) laser pulse is investigated experimentally and via 3D particle-in-cell simulations. It is shown that if the target is sufficiently thin that the laser induces significant radiation pressure, but not thin enough to become relativistically transparent to the laser light, the resulting relativistic electron beam is elliptical, with the major axis of the ellipse directed along the laser polarization axis. When the target thickness is decreased such that it becomes relativistically transparent early in the interaction with the laser pulse, diffraction of the transmitted laser light occurs through a so called ‘relativistic plasma aperture’, inducing structure in the spatial-intensity profile of the beam of energetic electrons. It is shown that the electron beam profile can be modified by variation of the target thickness and degree of ellipticity in the laser polarization.
The anticipated release of EnlistTM cotton, corn, and soybean cultivars likely will increase the use of 2,4-D, raising concerns over potential injury to susceptible cotton. An experiment was conducted at 12 locations over 2013 and 2014 to determine the impact of 2,4-D at rates simulating drift (2 g ae ha−1) and tank contamination (40 g ae ha−1) on cotton during six different growth stages. Growth stages at application included four leaf (4-lf), nine leaf (9-lf), first bloom (FB), FB + 2 wk, FB + 4 wk, and FB + 6 wk. Locations were grouped according to percent yield loss compared to the nontreated check (NTC), with group I having the least yield loss and group III having the most. Epinasty from 2,4-D was more pronounced with applications during vegetative growth stages. Importantly, yield loss did not correlate with visual symptomology, but more closely followed effects on boll number.
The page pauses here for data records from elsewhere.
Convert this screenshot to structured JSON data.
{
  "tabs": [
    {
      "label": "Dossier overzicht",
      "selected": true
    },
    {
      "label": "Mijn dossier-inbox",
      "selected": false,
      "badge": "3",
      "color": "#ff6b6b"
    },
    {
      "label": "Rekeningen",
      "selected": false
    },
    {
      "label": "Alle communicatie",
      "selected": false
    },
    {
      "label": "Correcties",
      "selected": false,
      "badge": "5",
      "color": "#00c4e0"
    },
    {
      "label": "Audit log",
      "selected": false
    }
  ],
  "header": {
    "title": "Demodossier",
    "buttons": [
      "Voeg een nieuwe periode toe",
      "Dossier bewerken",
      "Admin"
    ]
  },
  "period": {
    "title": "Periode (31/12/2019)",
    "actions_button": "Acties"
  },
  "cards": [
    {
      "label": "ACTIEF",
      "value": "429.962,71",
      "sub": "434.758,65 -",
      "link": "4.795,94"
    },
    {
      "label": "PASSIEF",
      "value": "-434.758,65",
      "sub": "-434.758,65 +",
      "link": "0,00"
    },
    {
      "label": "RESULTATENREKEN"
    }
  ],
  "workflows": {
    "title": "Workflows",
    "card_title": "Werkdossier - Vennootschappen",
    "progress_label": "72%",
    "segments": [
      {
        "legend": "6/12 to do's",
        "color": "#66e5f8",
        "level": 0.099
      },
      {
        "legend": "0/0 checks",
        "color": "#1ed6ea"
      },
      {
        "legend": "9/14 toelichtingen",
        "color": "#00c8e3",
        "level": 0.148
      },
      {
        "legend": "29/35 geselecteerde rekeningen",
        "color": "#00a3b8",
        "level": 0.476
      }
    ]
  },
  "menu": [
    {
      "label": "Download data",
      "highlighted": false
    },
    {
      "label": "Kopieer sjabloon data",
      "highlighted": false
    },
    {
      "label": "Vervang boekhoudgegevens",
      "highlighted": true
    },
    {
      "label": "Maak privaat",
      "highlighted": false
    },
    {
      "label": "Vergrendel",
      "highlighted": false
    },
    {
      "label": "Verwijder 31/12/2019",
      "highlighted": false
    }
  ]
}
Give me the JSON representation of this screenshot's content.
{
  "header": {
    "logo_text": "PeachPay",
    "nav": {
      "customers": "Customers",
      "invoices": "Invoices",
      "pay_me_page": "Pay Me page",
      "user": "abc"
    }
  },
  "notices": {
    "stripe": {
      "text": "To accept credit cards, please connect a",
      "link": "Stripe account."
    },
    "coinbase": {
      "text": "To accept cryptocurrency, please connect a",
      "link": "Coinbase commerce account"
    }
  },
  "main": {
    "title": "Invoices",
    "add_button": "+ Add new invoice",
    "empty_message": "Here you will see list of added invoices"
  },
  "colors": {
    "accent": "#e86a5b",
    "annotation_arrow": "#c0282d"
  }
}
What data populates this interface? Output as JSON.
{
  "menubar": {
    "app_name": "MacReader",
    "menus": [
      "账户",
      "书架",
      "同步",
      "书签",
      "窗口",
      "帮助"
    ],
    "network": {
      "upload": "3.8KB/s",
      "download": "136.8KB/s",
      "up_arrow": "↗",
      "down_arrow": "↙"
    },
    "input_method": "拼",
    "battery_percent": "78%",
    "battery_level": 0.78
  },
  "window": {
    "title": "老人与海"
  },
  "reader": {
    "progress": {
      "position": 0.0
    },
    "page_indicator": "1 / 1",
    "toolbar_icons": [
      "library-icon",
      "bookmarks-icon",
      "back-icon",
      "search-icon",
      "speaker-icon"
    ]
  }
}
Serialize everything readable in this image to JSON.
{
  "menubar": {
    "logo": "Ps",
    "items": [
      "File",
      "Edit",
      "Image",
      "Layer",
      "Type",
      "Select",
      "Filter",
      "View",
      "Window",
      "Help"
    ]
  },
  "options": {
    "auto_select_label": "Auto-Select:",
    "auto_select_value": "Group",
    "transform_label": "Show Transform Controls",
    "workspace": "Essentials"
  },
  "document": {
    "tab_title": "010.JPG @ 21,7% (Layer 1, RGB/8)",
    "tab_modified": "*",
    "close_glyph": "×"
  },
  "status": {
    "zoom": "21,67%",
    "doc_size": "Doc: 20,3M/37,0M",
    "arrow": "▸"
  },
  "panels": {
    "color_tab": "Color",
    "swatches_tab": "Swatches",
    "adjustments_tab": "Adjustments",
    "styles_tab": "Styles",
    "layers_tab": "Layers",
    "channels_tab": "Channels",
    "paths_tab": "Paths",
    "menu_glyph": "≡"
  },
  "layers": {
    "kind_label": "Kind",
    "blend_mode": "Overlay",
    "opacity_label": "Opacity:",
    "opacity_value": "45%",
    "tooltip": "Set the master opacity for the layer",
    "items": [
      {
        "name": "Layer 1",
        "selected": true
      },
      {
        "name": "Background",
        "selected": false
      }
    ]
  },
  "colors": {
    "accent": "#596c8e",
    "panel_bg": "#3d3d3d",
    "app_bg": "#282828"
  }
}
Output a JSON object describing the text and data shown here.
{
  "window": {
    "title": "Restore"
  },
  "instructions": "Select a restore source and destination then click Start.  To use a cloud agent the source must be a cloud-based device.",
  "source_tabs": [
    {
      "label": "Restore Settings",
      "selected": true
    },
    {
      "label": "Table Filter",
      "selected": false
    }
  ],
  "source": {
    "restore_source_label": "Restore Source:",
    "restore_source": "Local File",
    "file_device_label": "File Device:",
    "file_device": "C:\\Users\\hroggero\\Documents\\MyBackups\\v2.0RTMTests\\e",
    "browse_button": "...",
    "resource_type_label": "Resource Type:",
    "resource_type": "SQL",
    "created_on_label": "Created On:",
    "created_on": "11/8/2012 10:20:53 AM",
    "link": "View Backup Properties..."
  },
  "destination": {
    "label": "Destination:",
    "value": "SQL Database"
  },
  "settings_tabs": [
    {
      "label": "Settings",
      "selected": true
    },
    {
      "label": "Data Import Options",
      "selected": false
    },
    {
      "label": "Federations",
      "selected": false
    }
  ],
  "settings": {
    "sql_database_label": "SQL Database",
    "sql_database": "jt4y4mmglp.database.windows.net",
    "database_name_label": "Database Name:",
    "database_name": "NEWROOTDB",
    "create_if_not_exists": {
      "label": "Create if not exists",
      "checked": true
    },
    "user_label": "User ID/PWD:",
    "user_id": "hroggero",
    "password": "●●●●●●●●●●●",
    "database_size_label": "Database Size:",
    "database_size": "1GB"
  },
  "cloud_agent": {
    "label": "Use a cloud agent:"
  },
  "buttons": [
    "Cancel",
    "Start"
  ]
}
The contamination rate at 9-lf, FB, or FB + 2 wk had the greatest effect across locations, reducing the number of bolls per plant when compared to the NTC, with no effect when applied at FB + 4 wk or later. A reduction of boll number was not detectable with the drift rate except in group III when applied at the FB stage. Yield was influenced by 2,4-D rate and stage of cotton growth. Over all locations, loss in yield of greater than 20% occurred at 5 of 12 locations when the drift rate was applied between 4-lf and FB + 2 wk (highest impact at FB). For the contamination rate, yield loss was observed at all 12 locations; averaged over these locations yield loss ranged from 7 to 66% across all growth stages. Results suggest the greatest yield impact from 2,4-D occurs between 9-lf and FB + 2 wk, and the level of impact is influenced by 2,4-D rate, crop growth stage, and environmental conditions.